> _EXERCISE BRIEF_
Go through the lines below and repeat each one exactly, skipping pictures.

(Dataset rows describing interfaces)

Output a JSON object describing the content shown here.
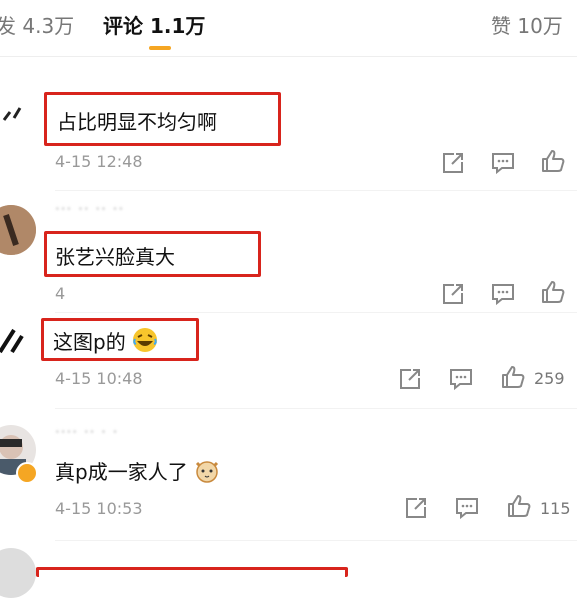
{
  "tabs": {
    "repost": "发 4.3万",
    "comments": "评论 1.1万",
    "likes": "赞 10万"
  },
  "comments": [
    {
      "text": "占比明显不均匀啊",
      "time": "4-15 12:48",
      "likes": ""
    },
    {
      "username": "··· ·· ·· ··",
      "text": "张艺兴脸真大",
      "time": "4",
      "likes": ""
    },
    {
      "text": "这图p的",
      "time": "4-15 10:48",
      "likes": "259"
    },
    {
      "username": "···· ·· · ·",
      "text": "真p成一家人了",
      "time": "4-15 10:53",
      "likes": "115"
    }
  ],
  "icons": {
    "share": "share-icon",
    "comment": "comment-icon",
    "like": "thumbs-up-icon"
  },
  "colors": {
    "accent": "#f5a623",
    "highlight_box": "#d8241c",
    "muted": "#999999"
  }
}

> _RESULT_
Output a JSON object describing the content shown here.
{
  "tabs": {
    "repost": "发 4.3万",
    "comments": "评论 1.1万",
    "likes": "赞 10万"
  },
  "comments": [
    {
      "text": "占比明显不均匀啊",
      "time": "4-15 12:48",
      "likes": ""
    },
    {
      "username": "··· ·· ·· ··",
      "text": "张艺兴脸真大",
      "time": "4",
      "likes": ""
    },
    {
      "text": "这图p的",
      "time": "4-15 10:48",
      "likes": "259"
    },
    {
      "username": "···· ·· · ·",
      "text": "真p成一家人了",
      "time": "4-15 10:53",
      "likes": "115"
    }
  ],
  "icons": {
    "share": "share-icon",
    "comment": "comment-icon",
    "like": "thumbs-up-icon"
  },
  "colors": {
    "accent": "#f5a623",
    "highlight_box": "#d8241c",
    "muted": "#999999"
  }
}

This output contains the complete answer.